On the surface, Ulm looks just like one of those standard-issue German Cities, which resemble each other so much that they begin to lose their unique qualities.* But once you start to wander off the main roads there are lovely parts to it, such as the Fishermen’s Quarter with its old timbered houses, cobblestones alleys and waterways.
The Schiefes Haus (Crooked House), built in the 1400s, leans about 10° but is still in use today as a hotel.
Two women in front of the Münster (cathedral). The stone one looks annoyed with the one talking on her mobile phone.
An unusual addition to an old medieval city; the municipal public library is housed in a glass pyramid. Free wi-fi access, but closed on Mondays.
On the Donau (Danube River), a solar-powered tourist boat, sponsored by Ulm’s Solar Energy Foundation. There is also a ferry service over the river.

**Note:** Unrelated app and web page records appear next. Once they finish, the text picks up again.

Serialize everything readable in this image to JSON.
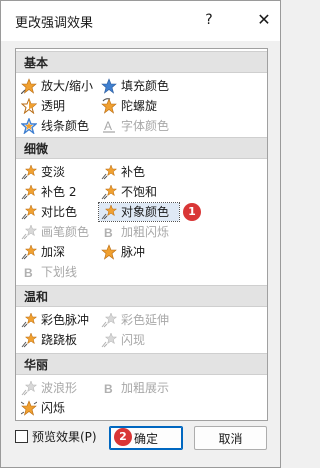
{
  "dialog": {
    "title": "更改强调效果",
    "help_label": "?",
    "close_label": "✕"
  },
  "groups": [
    {
      "name": "基本"
    },
    {
      "name": "细微"
    },
    {
      "name": "温和"
    },
    {
      "name": "华丽"
    }
  ],
  "items": {
    "basic": [
      "放大/缩小",
      "填充颜色",
      "透明",
      "陀螺旋",
      "线条颜色",
      "字体颜色"
    ],
    "subtle": [
      "变淡",
      "补色",
      "补色 2",
      "不饱和",
      "对比色",
      "对象颜色",
      "画笔颜色",
      "加粗闪烁",
      "加深",
      "脉冲",
      "下划线"
    ],
    "moderate": [
      "彩色脉冲",
      "彩色延伸",
      "跷跷板",
      "闪现"
    ],
    "exciting": [
      "波浪形",
      "加粗展示",
      "闪烁"
    ]
  },
  "badges": {
    "one": "1",
    "two": "2"
  },
  "footer": {
    "preview_label": "预览效果(P)",
    "ok_label": "确定",
    "cancel_label": "取消"
  },
  "colors": {
    "accent": "#d93636",
    "star_orange": "#f0a030",
    "star_blue": "#3f7fd0",
    "selection": "#dfe9f5"
  }
}
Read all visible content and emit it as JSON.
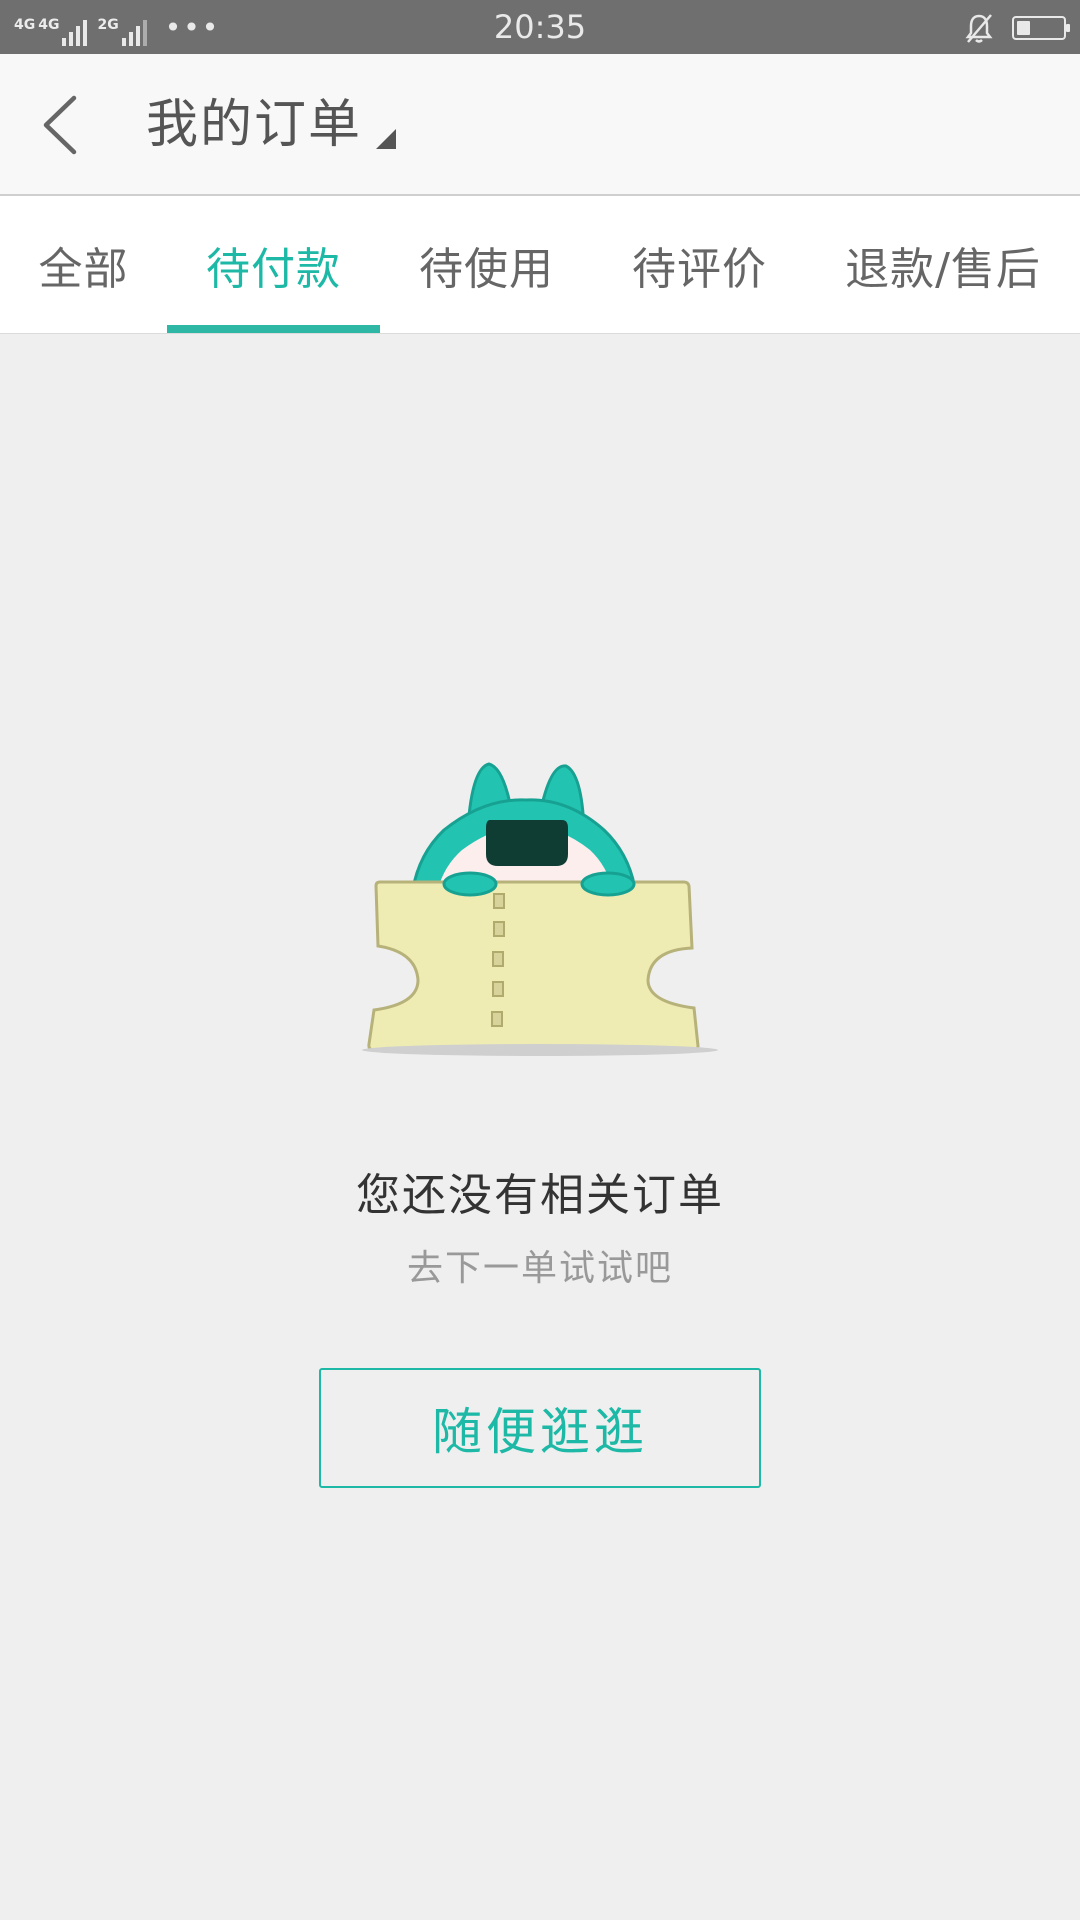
{
  "status_bar": {
    "network_1": "4G",
    "network_2": "4G",
    "network_3": "2G",
    "time": "20:35",
    "battery_level": 0.3,
    "icons": [
      "signal-icon",
      "more-dots-icon",
      "mute-bell-icon",
      "battery-icon"
    ]
  },
  "header": {
    "title": "我的订单",
    "back_icon": "back-arrow-icon",
    "dropdown_icon": "caret-icon"
  },
  "tabs": [
    {
      "label": "全部",
      "active": false
    },
    {
      "label": "待付款",
      "active": true
    },
    {
      "label": "待使用",
      "active": false
    },
    {
      "label": "待评价",
      "active": false
    },
    {
      "label": "退款/售后",
      "active": false
    }
  ],
  "empty_state": {
    "illustration": "ticket-mascot-illustration",
    "title": "您还没有相关订单",
    "subtitle": "去下一单试试吧",
    "button_label": "随便逛逛"
  },
  "colors": {
    "accent": "#1db9a6",
    "status_bar": "#6f6f6f",
    "background": "#efefef"
  }
}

What lies across the river is Neu-Ulm. Ulm belongs to the state of Baden-Württemberg, Neu-Ulm belongs to Bavaria. (Think of the two Kansas Cities, straddling the state line.) Above, near the riverside park, an outdoor “lounge”.

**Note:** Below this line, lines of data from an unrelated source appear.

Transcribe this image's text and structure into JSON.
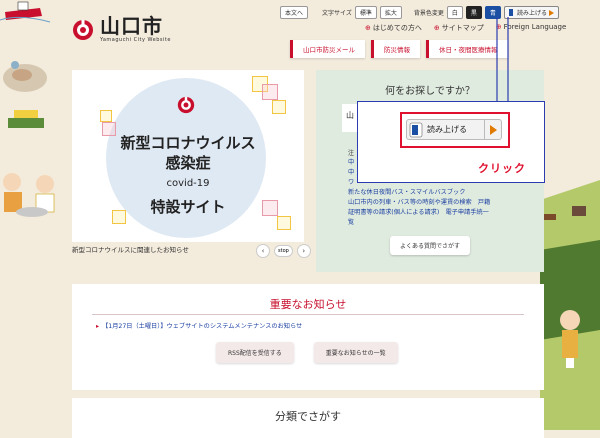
{
  "header": {
    "logo_title": "山口市",
    "logo_subtitle": "Yamaguchi City Website"
  },
  "topbar": {
    "home": "本文へ",
    "font_size_label": "文字サイズ",
    "font_standard": "標準",
    "font_large": "拡大",
    "bg_color_label": "背景色変更",
    "bg_white": "白",
    "bg_black": "黒",
    "bg_blue": "青",
    "read_aloud": "読み上げる"
  },
  "links": {
    "first_time": "はじめての方へ",
    "sitemap": "サイトマップ",
    "foreign": "Foreign Language"
  },
  "red_tabs": [
    "山口市防災メール",
    "防災情報",
    "休日・夜間医療情報"
  ],
  "banner": {
    "line1": "新型コロナウイルス",
    "line2": "感染症",
    "line3": "covid-19",
    "line4": "特設サイト",
    "caption": "新型コロナウイルスに関連したお知らせ",
    "prev": "‹",
    "stop": "stop",
    "next": "›"
  },
  "search": {
    "title": "何をお探しですか？",
    "input_char": "山",
    "note_label": "注",
    "links": [
      "中",
      "中",
      "ワ",
      "新たな休日夜間バス・スマイルバスブック",
      "山口市内の列車・バス等の時刻や運賃の検索　戸籍",
      "証明書等の請求(個人による請求)　電子申請手続一",
      "覧"
    ],
    "faq": "よくある質問でさがす"
  },
  "popup": {
    "button_label": "読み上げる",
    "click_label": "クリック"
  },
  "notice": {
    "title": "重要なお知らせ",
    "item": "【1月27日（土曜日）】ウェブサイトのシステムメンテナンスのお知らせ",
    "rss": "RSS配信を受信する",
    "list": "重要なお知らせの一覧"
  },
  "category": {
    "title": "分類でさがす"
  },
  "colors": {
    "brand_red": "#c8102e",
    "link_blue": "#1a3fa0",
    "popup_border": "#2b3db0",
    "accent_orange": "#e07b00"
  }
}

*We recently heard a comedian on TV tell a joke what went more or less so (here a rough, short version): My girlfriend called me and told me to meet her at the new Italian restaurant in Düsseldorf; she said, you go down the pedestrian zone, pass Tchibo, turn left at Schlecker, and it’s right there next to the H&M. So I followed her directions, got there and waited half and hour for her before I realized, I was in Augsburg.